● Exercise: Give only the number of lines in these records that include "Praesent".

● Material to process:
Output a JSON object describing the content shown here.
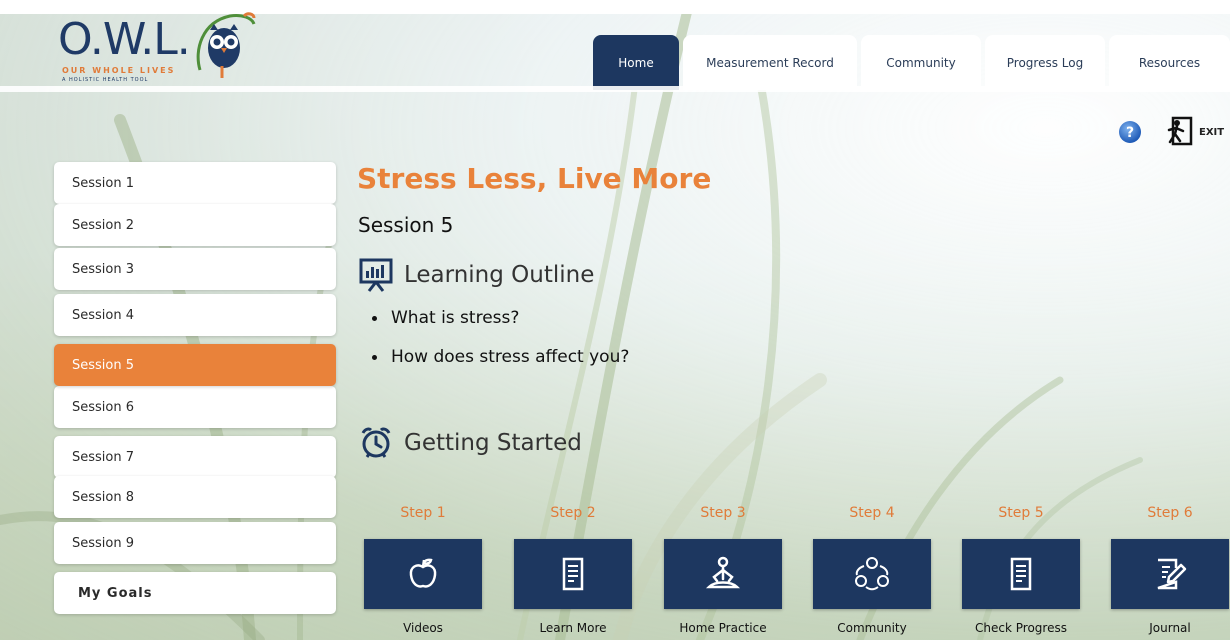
{
  "logo": {
    "wordmark": "O.W.L.",
    "tagline": "OUR WHOLE LIVES",
    "subtitle": "A HOLISTIC HEALTH TOOL"
  },
  "tabs": [
    {
      "label": "Home",
      "active": true
    },
    {
      "label": "Measurement Record",
      "active": false
    },
    {
      "label": "Community",
      "active": false
    },
    {
      "label": "Progress Log",
      "active": false
    },
    {
      "label": "Resources",
      "active": false
    }
  ],
  "header": {
    "help_icon": "question-circle-icon",
    "exit_label": "EXIT"
  },
  "sidebar": {
    "items": [
      {
        "label": "Session 1",
        "active": false
      },
      {
        "label": "Session 2",
        "active": false
      },
      {
        "label": "Session 3",
        "active": false
      },
      {
        "label": "Session 4",
        "active": false
      },
      {
        "label": "Session 5",
        "active": true
      },
      {
        "label": "Session 6",
        "active": false
      },
      {
        "label": "Session 7",
        "active": false
      },
      {
        "label": "Session 8",
        "active": false
      },
      {
        "label": "Session 9",
        "active": false
      },
      {
        "label": "My Goals",
        "active": false
      }
    ]
  },
  "main": {
    "title": "Stress Less, Live More",
    "session": "Session 5",
    "learning_outline": {
      "heading": "Learning Outline",
      "icon": "presentation-chart-icon",
      "items": [
        "What is stress?",
        "How does stress affect you?"
      ]
    },
    "getting_started": {
      "heading": "Getting Started",
      "icon": "alarm-clock-icon"
    },
    "steps": [
      {
        "step": "Step 1",
        "caption": "Videos",
        "icon": "apple-icon"
      },
      {
        "step": "Step 2",
        "caption": "Learn More",
        "icon": "document-icon"
      },
      {
        "step": "Step 3",
        "caption": "Home Practice",
        "icon": "meditation-icon"
      },
      {
        "step": "Step 4",
        "caption": "Community",
        "icon": "community-icon"
      },
      {
        "step": "Step 5",
        "caption": "Check Progress",
        "icon": "document-icon"
      },
      {
        "step": "Step 6",
        "caption": "Journal",
        "icon": "journal-edit-icon"
      }
    ]
  },
  "colors": {
    "accent": "#e9823a",
    "navy": "#1d3760"
  }
}
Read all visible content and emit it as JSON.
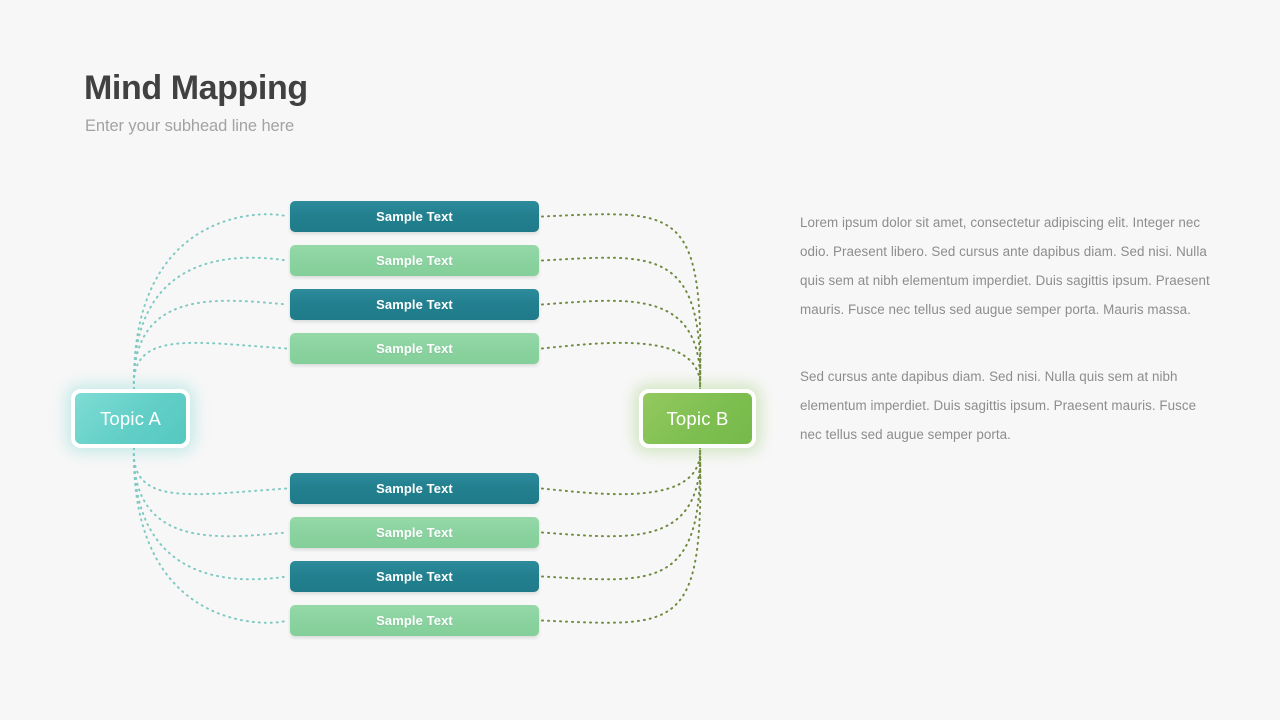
{
  "header": {
    "title": "Mind Mapping",
    "subtitle": "Enter your subhead line here"
  },
  "diagram": {
    "hubs": [
      {
        "id": "topic-a",
        "label": "Topic A",
        "color": "#62cfc7"
      },
      {
        "id": "topic-b",
        "label": "Topic B",
        "color": "#7fbf51"
      }
    ],
    "top_group": [
      {
        "label": "Sample Text",
        "style": "dark",
        "color": "#23808f"
      },
      {
        "label": "Sample Text",
        "style": "light",
        "color": "#8bd3a0"
      },
      {
        "label": "Sample Text",
        "style": "dark",
        "color": "#23808f"
      },
      {
        "label": "Sample Text",
        "style": "light",
        "color": "#8bd3a0"
      }
    ],
    "bottom_group": [
      {
        "label": "Sample Text",
        "style": "dark",
        "color": "#23808f"
      },
      {
        "label": "Sample Text",
        "style": "light",
        "color": "#8bd3a0"
      },
      {
        "label": "Sample Text",
        "style": "dark",
        "color": "#23808f"
      },
      {
        "label": "Sample Text",
        "style": "light",
        "color": "#8bd3a0"
      }
    ],
    "connector_colors": {
      "left": "#7fc9c2",
      "right": "#6f8a3f"
    }
  },
  "body": {
    "paragraph_1": "Lorem ipsum dolor sit amet, consectetur adipiscing elit. Integer nec odio. Praesent libero. Sed cursus ante dapibus diam. Sed nisi. Nulla quis sem at nibh elementum imperdiet. Duis sagittis ipsum. Praesent mauris. Fusce nec tellus sed augue semper porta. Mauris massa.",
    "paragraph_2": "Sed cursus ante dapibus diam. Sed nisi. Nulla quis sem at nibh elementum imperdiet. Duis sagittis ipsum. Praesent mauris. Fusce nec tellus sed augue semper porta."
  },
  "theme": {
    "background": "#f7f7f7",
    "title_color": "#414141",
    "subtitle_color": "#a3a3a3",
    "body_text_color": "#8d8d8d"
  }
}
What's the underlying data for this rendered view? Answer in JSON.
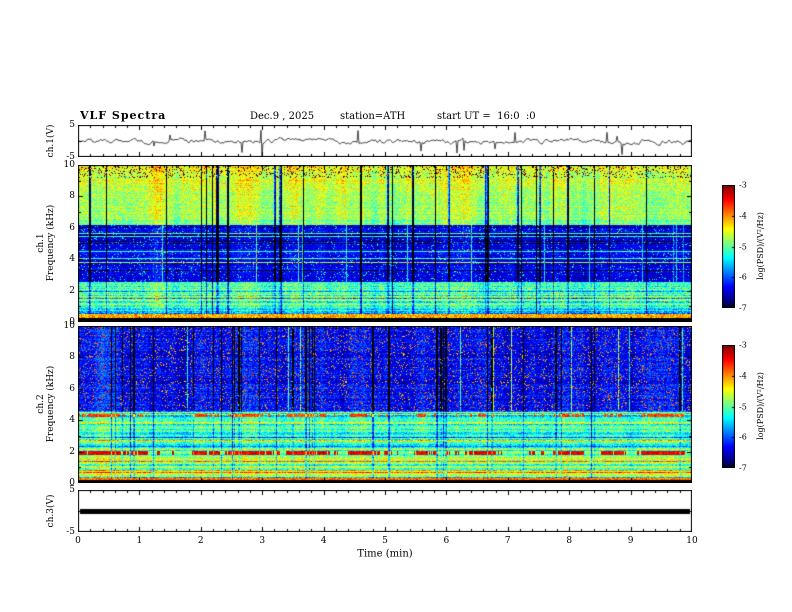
{
  "header": {
    "title": "VLF Spectra",
    "date": "Dec.9 , 2025",
    "station": "station=ATH",
    "start_ut": "start UT =  16:0  :0"
  },
  "xaxis": {
    "label": "Time (min)",
    "ticks": [
      "0",
      "1",
      "2",
      "3",
      "4",
      "5",
      "6",
      "7",
      "8",
      "9",
      "10"
    ],
    "range": [
      0,
      10
    ]
  },
  "panels": {
    "wf1": {
      "ylabel": "ch.1(V)",
      "yticks": [
        "5",
        "-5"
      ],
      "ylim": [
        -5,
        5
      ]
    },
    "sp1": {
      "ylabel_line1": "ch.1",
      "ylabel_line2": "Frequency (kHz)",
      "yticks": [
        "10",
        "8",
        "6",
        "4",
        "2",
        "0"
      ],
      "ylim": [
        0,
        10
      ]
    },
    "sp2": {
      "ylabel_line1": "ch.2",
      "ylabel_line2": "Frequency (kHz)",
      "yticks": [
        "10",
        "8",
        "6",
        "4",
        "2",
        "0"
      ],
      "ylim": [
        0,
        10
      ]
    },
    "wf3": {
      "ylabel": "ch.3(V)",
      "yticks": [
        "5",
        "-5"
      ],
      "ylim": [
        -5,
        5
      ]
    }
  },
  "colorbars": [
    {
      "label": "log(PSD)/(V²/Hz)",
      "ticks": [
        "-3",
        "-4",
        "-5",
        "-6",
        "-7"
      ],
      "range": [
        -7,
        -3
      ]
    },
    {
      "label": "log(PSD)/(V²/Hz)",
      "ticks": [
        "-3",
        "-4",
        "-5",
        "-6",
        "-7"
      ],
      "range": [
        -7,
        -3
      ]
    }
  ],
  "chart_data": [
    {
      "type": "line",
      "panel": "ch1-waveform",
      "ylabel": "ch.1(V)",
      "xlim": [
        0,
        10
      ],
      "ylim": [
        -5,
        5
      ],
      "summary": "Noisy broadband voltage trace centered near 0 V with dense impulsive spikes, many reaching -5 V and +3 V, fairly uniform over the 10 minutes"
    },
    {
      "type": "heatmap",
      "panel": "ch1-spectrogram",
      "ylabel": "ch.1 Frequency (kHz)",
      "xlim": [
        0,
        10
      ],
      "ylim": [
        0,
        10
      ],
      "zlabel": "log(PSD)/(V²/Hz)",
      "zlim": [
        -7,
        -3
      ],
      "colormap": "jet with black floor",
      "palette": [
        "#000000",
        "#0000a0",
        "#00ffff",
        "#00cc00",
        "#ffff00",
        "#ff0000"
      ],
      "summary": "Green/yellow high PSD above ~6 kHz with red speckle near 10 kHz, dark-blue low-PSD band ~2.5-6 kHz crossed by horizontal interference lines, green/cyan horizontal striping 0.5-2.5 kHz, black band below ~0.3 kHz, frequent vertical black sferic/dropout streaks through the whole record"
    },
    {
      "type": "heatmap",
      "panel": "ch2-spectrogram",
      "ylabel": "ch.2 Frequency (kHz)",
      "xlim": [
        0,
        10
      ],
      "ylim": [
        0,
        10
      ],
      "zlabel": "log(PSD)/(V²/Hz)",
      "zlim": [
        -7,
        -3
      ],
      "colormap": "jet with black floor",
      "palette": [
        "#000000",
        "#0000a0",
        "#00ffff",
        "#00cc00",
        "#ffff00",
        "#ff0000"
      ],
      "summary": "Dark-blue low-PSD region above ~4.5 kHz with many vertical black streaks and green speckle, strongly banded green/cyan region below ~4.5 kHz with orange/red horizontal interference lines near 2 kHz and 4.3 kHz, black band below ~0.2 kHz"
    },
    {
      "type": "line",
      "panel": "ch3-waveform",
      "ylabel": "ch.3(V)",
      "xlim": [
        0,
        10
      ],
      "ylim": [
        -5,
        5
      ],
      "value": 0,
      "summary": "Flat thick black line at ~0 V for the full record (channel inactive)"
    }
  ]
}
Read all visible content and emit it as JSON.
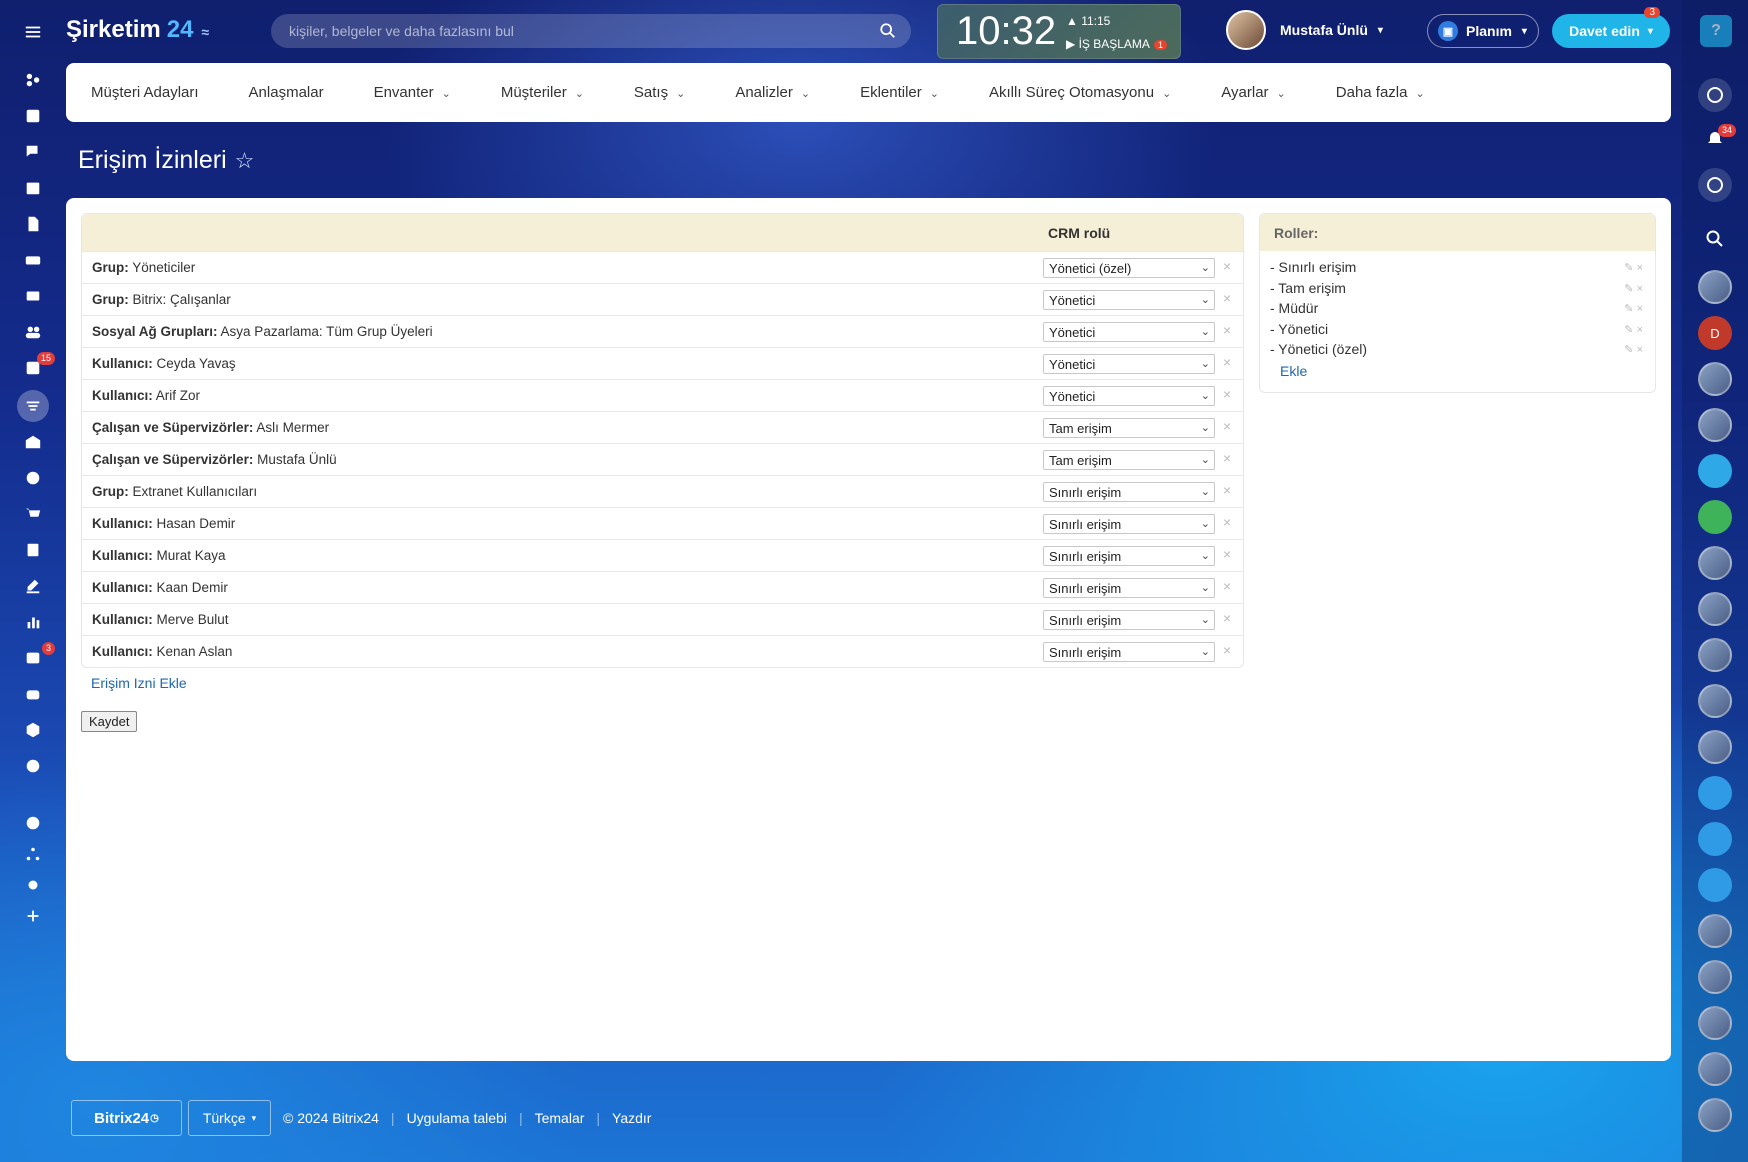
{
  "header": {
    "logo_text": "Şirketim",
    "logo_num": "24",
    "search_placeholder": "kişiler, belgeler ve daha fazlasını bul",
    "clock_time": "10:32",
    "clock_alarm": "11:15",
    "workday_label": "İŞ BAŞLAMA",
    "workday_badge": "1",
    "user_name": "Mustafa Ünlü",
    "plan_label": "Planım",
    "invite_label": "Davet edin",
    "invite_badge": "3",
    "help_label": "?"
  },
  "top_menu": [
    {
      "label": "Müşteri Adayları",
      "dropdown": false
    },
    {
      "label": "Anlaşmalar",
      "dropdown": false
    },
    {
      "label": "Envanter",
      "dropdown": true
    },
    {
      "label": "Müşteriler",
      "dropdown": true
    },
    {
      "label": "Satış",
      "dropdown": true
    },
    {
      "label": "Analizler",
      "dropdown": true
    },
    {
      "label": "Eklentiler",
      "dropdown": true
    },
    {
      "label": "Akıllı Süreç Otomasyonu",
      "dropdown": true
    },
    {
      "label": "Ayarlar",
      "dropdown": true
    },
    {
      "label": "Daha fazla",
      "dropdown": true
    }
  ],
  "page_title": "Erişim İzinleri",
  "permissions": {
    "column_header": "CRM rolü",
    "rows": [
      {
        "type": "Grup:",
        "name": "Yöneticiler",
        "role": "Yönetici (özel)"
      },
      {
        "type": "Grup:",
        "name": "Bitrix: Çalışanlar",
        "role": "Yönetici"
      },
      {
        "type": "Sosyal Ağ Grupları:",
        "name": "Asya Pazarlama: Tüm Grup Üyeleri",
        "role": "Yönetici"
      },
      {
        "type": "Kullanıcı:",
        "name": "Ceyda Yavaş",
        "role": "Yönetici"
      },
      {
        "type": "Kullanıcı:",
        "name": "Arif Zor",
        "role": "Yönetici"
      },
      {
        "type": "Çalışan ve Süpervizörler:",
        "name": "Aslı Mermer",
        "role": "Tam erişim"
      },
      {
        "type": "Çalışan ve Süpervizörler:",
        "name": "Mustafa Ünlü",
        "role": "Tam erişim"
      },
      {
        "type": "Grup:",
        "name": "Extranet Kullanıcıları",
        "role": "Sınırlı erişim"
      },
      {
        "type": "Kullanıcı:",
        "name": "Hasan Demir",
        "role": "Sınırlı erişim"
      },
      {
        "type": "Kullanıcı:",
        "name": "Murat Kaya",
        "role": "Sınırlı erişim"
      },
      {
        "type": "Kullanıcı:",
        "name": "Kaan Demir",
        "role": "Sınırlı erişim"
      },
      {
        "type": "Kullanıcı:",
        "name": "Merve Bulut",
        "role": "Sınırlı erişim"
      },
      {
        "type": "Kullanıcı:",
        "name": "Kenan Aslan",
        "role": "Sınırlı erişim"
      }
    ],
    "add_link": "Erişim Izni Ekle",
    "save_label": "Kaydet"
  },
  "roles": {
    "header": "Roller:",
    "items": [
      "- Sınırlı erişim",
      "- Tam erişim",
      "- Müdür",
      "- Yönetici",
      "- Yönetici (özel)"
    ],
    "add_label": "Ekle"
  },
  "footer": {
    "logo": "Bitrix24",
    "language": "Türkçe",
    "copyright": "© 2024 Bitrix24",
    "links": [
      "Uygulama talebi",
      "Temalar",
      "Yazdır"
    ]
  },
  "left_sidebar": {
    "icons": [
      "menu-icon",
      "activity-icon",
      "feed-icon",
      "chat-icon",
      "calendar-icon",
      "documents-icon",
      "drive-icon",
      "mail-icon",
      "groups-icon",
      "tasks-icon",
      "crm-icon",
      "company-icon",
      "sites-icon",
      "shop-icon",
      "forms-icon",
      "sign-icon",
      "analytics-icon",
      "contacts-icon",
      "robot-icon",
      "inventory-icon",
      "more-icon",
      "help-icon",
      "structure-icon",
      "settings-icon",
      "add-icon"
    ],
    "tasks_badge": "15",
    "contacts_badge": "3"
  },
  "right_sidebar": {
    "notifications_badge": "34",
    "avatar_initial": "D"
  },
  "colors": {
    "accent": "#1fb5e8",
    "link": "#2067b0",
    "table_header": "#f4efd6"
  }
}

● Finished exercise: 2